* _Problem details_
Could you please count how many lines in the data below hold the string "content"? Reply with only the number.

++++ Records for the task ++++

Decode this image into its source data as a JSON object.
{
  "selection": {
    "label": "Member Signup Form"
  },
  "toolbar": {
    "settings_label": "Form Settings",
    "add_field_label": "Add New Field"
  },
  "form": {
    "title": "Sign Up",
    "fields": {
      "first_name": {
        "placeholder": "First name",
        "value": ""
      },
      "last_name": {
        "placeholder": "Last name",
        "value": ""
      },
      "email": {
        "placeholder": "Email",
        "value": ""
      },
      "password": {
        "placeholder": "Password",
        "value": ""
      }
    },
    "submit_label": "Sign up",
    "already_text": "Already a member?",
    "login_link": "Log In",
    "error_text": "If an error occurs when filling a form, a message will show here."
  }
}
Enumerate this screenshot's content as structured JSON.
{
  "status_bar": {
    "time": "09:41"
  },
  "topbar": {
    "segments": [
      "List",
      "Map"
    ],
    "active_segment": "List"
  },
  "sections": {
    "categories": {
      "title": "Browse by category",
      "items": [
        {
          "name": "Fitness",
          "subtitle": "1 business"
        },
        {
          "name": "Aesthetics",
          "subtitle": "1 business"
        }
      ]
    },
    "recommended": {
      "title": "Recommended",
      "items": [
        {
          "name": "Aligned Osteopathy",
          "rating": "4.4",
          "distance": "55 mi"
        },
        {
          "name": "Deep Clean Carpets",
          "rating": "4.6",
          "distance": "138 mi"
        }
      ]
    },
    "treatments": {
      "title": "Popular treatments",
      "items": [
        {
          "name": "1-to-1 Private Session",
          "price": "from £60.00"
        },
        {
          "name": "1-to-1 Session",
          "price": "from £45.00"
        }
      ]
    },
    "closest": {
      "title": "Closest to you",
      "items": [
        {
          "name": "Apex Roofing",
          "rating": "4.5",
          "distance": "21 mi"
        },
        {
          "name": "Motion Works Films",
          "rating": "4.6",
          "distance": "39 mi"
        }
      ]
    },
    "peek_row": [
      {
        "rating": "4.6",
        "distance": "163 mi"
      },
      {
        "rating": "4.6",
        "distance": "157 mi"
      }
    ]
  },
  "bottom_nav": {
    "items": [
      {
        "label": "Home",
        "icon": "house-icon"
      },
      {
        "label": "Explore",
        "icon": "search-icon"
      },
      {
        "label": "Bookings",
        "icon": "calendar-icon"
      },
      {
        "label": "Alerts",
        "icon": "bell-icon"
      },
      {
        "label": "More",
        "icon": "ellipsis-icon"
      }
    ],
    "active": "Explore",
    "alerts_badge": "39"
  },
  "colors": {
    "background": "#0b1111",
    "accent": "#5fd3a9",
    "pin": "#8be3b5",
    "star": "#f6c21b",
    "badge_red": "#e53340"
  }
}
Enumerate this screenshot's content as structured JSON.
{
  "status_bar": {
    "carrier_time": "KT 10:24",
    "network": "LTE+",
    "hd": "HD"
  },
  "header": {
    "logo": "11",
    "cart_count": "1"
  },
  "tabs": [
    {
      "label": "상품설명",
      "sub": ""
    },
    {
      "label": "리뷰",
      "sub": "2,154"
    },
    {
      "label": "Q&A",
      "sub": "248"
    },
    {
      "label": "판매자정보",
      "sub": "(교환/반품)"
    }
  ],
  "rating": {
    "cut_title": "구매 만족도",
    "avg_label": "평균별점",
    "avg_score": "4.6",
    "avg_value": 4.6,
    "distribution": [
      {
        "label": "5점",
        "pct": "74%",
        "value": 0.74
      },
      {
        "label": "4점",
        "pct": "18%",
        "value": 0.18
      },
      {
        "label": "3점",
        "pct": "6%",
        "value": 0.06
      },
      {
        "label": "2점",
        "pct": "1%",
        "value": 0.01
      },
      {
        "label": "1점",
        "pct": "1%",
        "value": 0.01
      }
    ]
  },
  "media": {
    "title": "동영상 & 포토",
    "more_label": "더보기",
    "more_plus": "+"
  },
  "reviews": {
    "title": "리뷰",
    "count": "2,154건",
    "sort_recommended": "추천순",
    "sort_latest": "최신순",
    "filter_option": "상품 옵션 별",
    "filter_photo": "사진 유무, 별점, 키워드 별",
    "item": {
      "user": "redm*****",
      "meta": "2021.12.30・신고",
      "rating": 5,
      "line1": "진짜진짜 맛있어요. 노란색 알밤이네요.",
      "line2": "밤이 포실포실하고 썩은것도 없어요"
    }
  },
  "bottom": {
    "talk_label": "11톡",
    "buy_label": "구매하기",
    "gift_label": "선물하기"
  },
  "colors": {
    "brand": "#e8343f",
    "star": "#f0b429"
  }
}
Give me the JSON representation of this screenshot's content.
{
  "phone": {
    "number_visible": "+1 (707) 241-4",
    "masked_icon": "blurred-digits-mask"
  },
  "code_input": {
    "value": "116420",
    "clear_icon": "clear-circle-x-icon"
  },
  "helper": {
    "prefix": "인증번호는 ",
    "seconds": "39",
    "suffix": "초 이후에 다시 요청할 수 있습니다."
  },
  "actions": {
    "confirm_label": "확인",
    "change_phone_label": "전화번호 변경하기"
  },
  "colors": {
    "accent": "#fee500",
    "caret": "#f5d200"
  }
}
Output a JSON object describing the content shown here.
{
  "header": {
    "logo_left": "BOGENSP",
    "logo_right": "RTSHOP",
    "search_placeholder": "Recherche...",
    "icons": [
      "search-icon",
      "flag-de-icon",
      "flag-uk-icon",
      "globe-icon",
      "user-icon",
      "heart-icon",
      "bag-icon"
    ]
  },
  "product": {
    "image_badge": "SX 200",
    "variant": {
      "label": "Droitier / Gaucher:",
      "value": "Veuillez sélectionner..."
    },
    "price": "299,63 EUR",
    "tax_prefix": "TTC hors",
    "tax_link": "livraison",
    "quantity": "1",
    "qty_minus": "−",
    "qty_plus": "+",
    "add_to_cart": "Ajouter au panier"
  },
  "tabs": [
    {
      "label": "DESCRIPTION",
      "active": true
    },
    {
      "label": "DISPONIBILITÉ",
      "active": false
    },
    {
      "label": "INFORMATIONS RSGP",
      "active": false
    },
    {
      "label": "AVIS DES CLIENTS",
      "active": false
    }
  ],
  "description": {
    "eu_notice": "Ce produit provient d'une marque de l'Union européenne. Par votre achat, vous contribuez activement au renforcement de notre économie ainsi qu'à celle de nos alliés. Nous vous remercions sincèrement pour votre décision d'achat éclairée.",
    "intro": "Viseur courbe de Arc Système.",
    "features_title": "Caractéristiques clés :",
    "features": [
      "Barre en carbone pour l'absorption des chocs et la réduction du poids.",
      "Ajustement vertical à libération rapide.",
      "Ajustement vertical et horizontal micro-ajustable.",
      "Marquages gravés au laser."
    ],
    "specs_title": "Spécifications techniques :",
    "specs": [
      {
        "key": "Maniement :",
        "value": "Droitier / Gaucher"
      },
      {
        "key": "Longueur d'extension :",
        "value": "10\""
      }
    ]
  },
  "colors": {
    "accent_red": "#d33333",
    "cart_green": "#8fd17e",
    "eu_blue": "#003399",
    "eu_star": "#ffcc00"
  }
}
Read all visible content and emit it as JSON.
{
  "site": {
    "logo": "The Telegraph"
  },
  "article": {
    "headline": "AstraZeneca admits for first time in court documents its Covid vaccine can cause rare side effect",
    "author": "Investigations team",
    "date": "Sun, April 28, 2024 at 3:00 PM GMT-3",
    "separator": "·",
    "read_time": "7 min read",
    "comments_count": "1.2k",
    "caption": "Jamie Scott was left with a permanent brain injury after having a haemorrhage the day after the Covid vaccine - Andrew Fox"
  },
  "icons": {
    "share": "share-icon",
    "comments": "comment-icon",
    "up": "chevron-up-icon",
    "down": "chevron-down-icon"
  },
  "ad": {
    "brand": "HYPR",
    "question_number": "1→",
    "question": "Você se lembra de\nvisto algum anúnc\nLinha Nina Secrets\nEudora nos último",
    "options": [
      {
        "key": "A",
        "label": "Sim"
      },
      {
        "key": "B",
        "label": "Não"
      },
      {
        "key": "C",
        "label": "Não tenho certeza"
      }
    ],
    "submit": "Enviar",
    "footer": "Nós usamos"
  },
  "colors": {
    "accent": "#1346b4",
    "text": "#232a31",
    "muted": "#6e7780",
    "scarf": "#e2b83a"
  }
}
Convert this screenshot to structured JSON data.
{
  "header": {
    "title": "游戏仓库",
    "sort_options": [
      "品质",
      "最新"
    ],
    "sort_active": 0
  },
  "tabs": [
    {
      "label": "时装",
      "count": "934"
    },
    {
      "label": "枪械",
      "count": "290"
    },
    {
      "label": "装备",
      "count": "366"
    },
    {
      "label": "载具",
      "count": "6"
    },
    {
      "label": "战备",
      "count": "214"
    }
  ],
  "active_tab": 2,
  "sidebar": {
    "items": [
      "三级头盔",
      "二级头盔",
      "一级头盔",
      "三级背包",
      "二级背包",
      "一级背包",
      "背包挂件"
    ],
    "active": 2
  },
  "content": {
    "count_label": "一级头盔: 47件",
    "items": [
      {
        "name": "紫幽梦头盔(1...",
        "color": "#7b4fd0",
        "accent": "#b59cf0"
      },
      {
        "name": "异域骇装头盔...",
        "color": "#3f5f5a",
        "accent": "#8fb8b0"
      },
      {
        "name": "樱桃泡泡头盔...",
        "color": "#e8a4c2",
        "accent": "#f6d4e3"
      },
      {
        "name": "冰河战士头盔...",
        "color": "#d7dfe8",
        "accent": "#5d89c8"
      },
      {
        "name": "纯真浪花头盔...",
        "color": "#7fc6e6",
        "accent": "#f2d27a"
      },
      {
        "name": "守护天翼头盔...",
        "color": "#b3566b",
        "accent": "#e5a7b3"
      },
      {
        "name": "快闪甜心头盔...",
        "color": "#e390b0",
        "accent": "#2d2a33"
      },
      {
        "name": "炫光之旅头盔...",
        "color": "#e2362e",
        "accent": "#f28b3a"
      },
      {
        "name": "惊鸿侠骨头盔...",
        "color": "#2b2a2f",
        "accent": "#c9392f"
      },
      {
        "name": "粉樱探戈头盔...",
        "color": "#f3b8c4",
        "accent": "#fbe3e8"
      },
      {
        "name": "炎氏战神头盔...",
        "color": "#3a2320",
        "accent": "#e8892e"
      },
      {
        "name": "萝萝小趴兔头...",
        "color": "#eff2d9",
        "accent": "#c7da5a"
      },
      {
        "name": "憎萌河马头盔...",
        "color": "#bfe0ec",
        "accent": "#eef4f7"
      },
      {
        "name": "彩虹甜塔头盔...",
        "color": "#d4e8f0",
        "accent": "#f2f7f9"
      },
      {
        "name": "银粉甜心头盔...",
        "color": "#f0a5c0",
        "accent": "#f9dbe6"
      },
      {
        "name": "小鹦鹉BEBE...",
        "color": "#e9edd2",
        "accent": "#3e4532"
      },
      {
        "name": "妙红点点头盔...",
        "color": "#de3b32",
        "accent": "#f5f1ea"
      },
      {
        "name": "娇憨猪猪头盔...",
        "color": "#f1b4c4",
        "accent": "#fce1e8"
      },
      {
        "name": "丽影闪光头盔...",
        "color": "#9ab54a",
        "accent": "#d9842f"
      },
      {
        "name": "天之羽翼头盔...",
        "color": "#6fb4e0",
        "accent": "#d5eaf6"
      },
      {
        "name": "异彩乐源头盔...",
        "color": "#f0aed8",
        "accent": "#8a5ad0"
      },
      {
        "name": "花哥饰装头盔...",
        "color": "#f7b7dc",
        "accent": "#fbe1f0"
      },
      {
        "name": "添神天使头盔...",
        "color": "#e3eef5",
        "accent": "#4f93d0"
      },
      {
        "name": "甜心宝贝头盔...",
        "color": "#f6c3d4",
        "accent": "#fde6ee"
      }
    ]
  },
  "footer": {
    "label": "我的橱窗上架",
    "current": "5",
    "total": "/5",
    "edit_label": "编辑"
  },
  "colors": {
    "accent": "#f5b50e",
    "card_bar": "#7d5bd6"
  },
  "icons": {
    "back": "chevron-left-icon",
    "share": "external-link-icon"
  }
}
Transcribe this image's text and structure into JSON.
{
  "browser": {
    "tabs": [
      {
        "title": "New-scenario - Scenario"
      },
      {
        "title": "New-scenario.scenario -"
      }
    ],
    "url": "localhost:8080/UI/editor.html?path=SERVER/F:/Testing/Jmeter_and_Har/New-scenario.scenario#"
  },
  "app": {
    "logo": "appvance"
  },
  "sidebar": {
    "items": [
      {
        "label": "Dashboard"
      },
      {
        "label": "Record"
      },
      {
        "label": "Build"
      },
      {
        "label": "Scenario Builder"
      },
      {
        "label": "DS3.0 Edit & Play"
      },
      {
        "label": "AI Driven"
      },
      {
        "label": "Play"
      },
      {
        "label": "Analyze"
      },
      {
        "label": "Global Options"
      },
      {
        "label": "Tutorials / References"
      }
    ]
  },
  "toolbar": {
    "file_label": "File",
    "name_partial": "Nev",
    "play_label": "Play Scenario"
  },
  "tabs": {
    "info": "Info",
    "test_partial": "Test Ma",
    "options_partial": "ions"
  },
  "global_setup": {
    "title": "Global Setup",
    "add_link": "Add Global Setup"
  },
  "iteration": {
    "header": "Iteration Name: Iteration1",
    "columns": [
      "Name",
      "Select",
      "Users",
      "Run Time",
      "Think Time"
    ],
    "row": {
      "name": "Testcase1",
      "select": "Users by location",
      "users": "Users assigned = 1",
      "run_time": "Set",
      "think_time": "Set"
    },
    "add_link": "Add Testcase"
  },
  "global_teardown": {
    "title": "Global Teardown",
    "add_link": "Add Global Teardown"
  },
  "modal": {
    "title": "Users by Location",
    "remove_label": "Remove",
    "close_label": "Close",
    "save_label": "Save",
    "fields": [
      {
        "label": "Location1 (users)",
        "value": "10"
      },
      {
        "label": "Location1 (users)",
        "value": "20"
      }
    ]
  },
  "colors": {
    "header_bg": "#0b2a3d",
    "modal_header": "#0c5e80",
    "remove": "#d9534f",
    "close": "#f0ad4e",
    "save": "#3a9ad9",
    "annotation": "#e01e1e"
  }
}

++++

* _Problem solution_
6